I first noticed it when we were leaving the Magic Kingdom. Not only did they have cast members everywhere waving goodbye with their Mickey Gloves, they held up signs just to make sure we got the message.
I also noticed that they thanked us for coming & wished us safe travels as we left the hotel, & got off the coach bus back at the airport. It might just have been coincidence, but perhaps they are very intentional to train their cast members to say thank you & be present when it’s time to say goodbye.
What about your kids ministry? Are you available to welcome families as they arrive? What about dismissal time? When families are on their way out the door after the service, are you standing there to say goodbye to everyone? A simple thing to do and it could make a huge difference.
I went to my local library this past week and saw this Lego Wall when I was there. Of course I took a pic & studied it to see how they made it.
Base Plates – 16 Gray 15×15. You can find these on Ebay for about $15 each.
Shelf – the narrow shelf allows kids to get up close to the wall to do their creative artwork
Wallpaper Tray – x2. These trays were the perfect size to fit on the shelf.
Lego – Ask for donations or purchase from Ebay.
Oh, and by the way, Congrats Germany!
Preschoolers love to make crafts, color & do sticker art. However, sometimes when it is time for them to go home, the artwork often gets left on the classroom table and doesn’t make it home to be displayed on the family fridge.

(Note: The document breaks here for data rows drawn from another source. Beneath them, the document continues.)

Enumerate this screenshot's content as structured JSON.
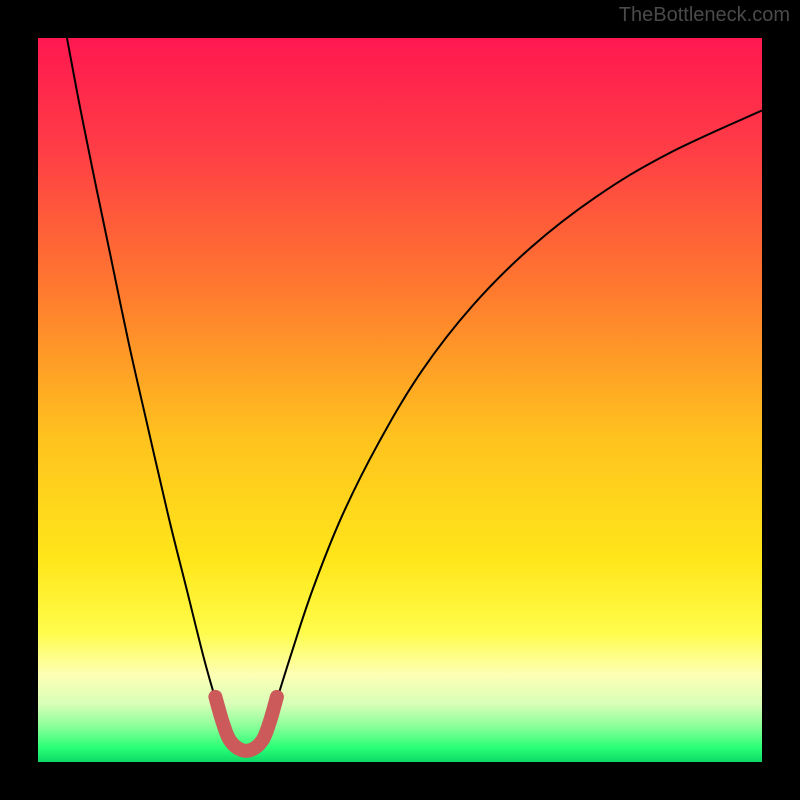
{
  "watermark": "TheBottleneck.com",
  "chart_data": {
    "type": "line",
    "title": "",
    "xlabel": "",
    "ylabel": "",
    "xlim": [
      0,
      100
    ],
    "ylim": [
      0,
      100
    ],
    "gradient_stops": [
      {
        "offset": 0,
        "color": "#ff1850"
      },
      {
        "offset": 15,
        "color": "#ff3c46"
      },
      {
        "offset": 35,
        "color": "#ff7a2e"
      },
      {
        "offset": 55,
        "color": "#ffc21e"
      },
      {
        "offset": 72,
        "color": "#ffe61a"
      },
      {
        "offset": 82,
        "color": "#fffc4a"
      },
      {
        "offset": 88,
        "color": "#fdffb5"
      },
      {
        "offset": 92,
        "color": "#d8ffb8"
      },
      {
        "offset": 95,
        "color": "#8cff9a"
      },
      {
        "offset": 98,
        "color": "#2bff76"
      },
      {
        "offset": 100,
        "color": "#0cd967"
      }
    ],
    "series": [
      {
        "name": "left-curve",
        "color": "#000000",
        "points": [
          {
            "x": 4.0,
            "y": 100.0
          },
          {
            "x": 5.5,
            "y": 92.0
          },
          {
            "x": 7.5,
            "y": 82.0
          },
          {
            "x": 10.0,
            "y": 70.0
          },
          {
            "x": 12.5,
            "y": 58.0
          },
          {
            "x": 15.0,
            "y": 47.0
          },
          {
            "x": 18.0,
            "y": 34.0
          },
          {
            "x": 20.5,
            "y": 24.0
          },
          {
            "x": 23.0,
            "y": 14.0
          },
          {
            "x": 25.0,
            "y": 7.0
          }
        ]
      },
      {
        "name": "right-curve",
        "color": "#000000",
        "points": [
          {
            "x": 32.5,
            "y": 7.0
          },
          {
            "x": 35.0,
            "y": 15.0
          },
          {
            "x": 38.0,
            "y": 24.0
          },
          {
            "x": 42.0,
            "y": 34.0
          },
          {
            "x": 47.0,
            "y": 44.0
          },
          {
            "x": 53.0,
            "y": 54.0
          },
          {
            "x": 60.0,
            "y": 63.0
          },
          {
            "x": 68.0,
            "y": 71.0
          },
          {
            "x": 77.0,
            "y": 78.0
          },
          {
            "x": 87.0,
            "y": 84.0
          },
          {
            "x": 100.0,
            "y": 90.0
          }
        ]
      },
      {
        "name": "bottom-highlight",
        "color": "#cc5a5a",
        "points": [
          {
            "x": 24.5,
            "y": 9.0
          },
          {
            "x": 25.5,
            "y": 5.5
          },
          {
            "x": 26.5,
            "y": 3.0
          },
          {
            "x": 28.0,
            "y": 1.7
          },
          {
            "x": 29.5,
            "y": 1.7
          },
          {
            "x": 31.0,
            "y": 3.0
          },
          {
            "x": 32.0,
            "y": 5.5
          },
          {
            "x": 33.0,
            "y": 9.0
          }
        ]
      }
    ]
  }
}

At our church we have a “clothesline” outside of the room. When kids finish their artwork or craft, one of the volunteers hangs it on the clothesline outside the room. When parents come to pick up their child, they check the line to find their child’s paper & it’s one less thing that the volunteers need to remember to do at pick up time. We also hang the “parent page” on the same clothespin so parents grab that at the same time too.
Our ‘clothesline’ is made of lightweight rope and hung with 3M hooks that have a tab to remove them if necessary without damaging the walls.
2 and 3 year olds are just learning about sitting in a group setting and staying in their spot.
If you give them a visual place to sit or stand, it helps them stay in that space.
We found these little mats at Target. They are about $3 each and are just the perfect size for preschoolers. When it’s time to start Large Group, we play the clean up song. Preschoolers help to clean up all the toys, and then they go get a mat. They put their mat on the floor and during Large Group time we get them to sing songs & stay on their mat. During story time, they sit on their mat. They often need to be reminded to “stay on their mat” but at least it gives them a defined space where they need to stay.
Children in Kindergarten – Grade 6 are placed in small groups for Sunday Mornings. We use a color system to help kids remember what group they are in.
When they arrive on Sunday morning, we give them a colored dot to put on their name tag. That is the color of their small group. Our sign-in sheet is also by color group. We add their name to the section on our sheet that matches their color group.
Then when it is time for kids to go to their small group, it is easily identifiable for both kids and volunteers. Red dot kids go with the red small group leader and sit on the red blanket. We even have kids sit together as a small group during large group time, on the blanket that matches their group’s color.
We ordered our dots from Brodart, but dots can also be found from inventory supply stores found online.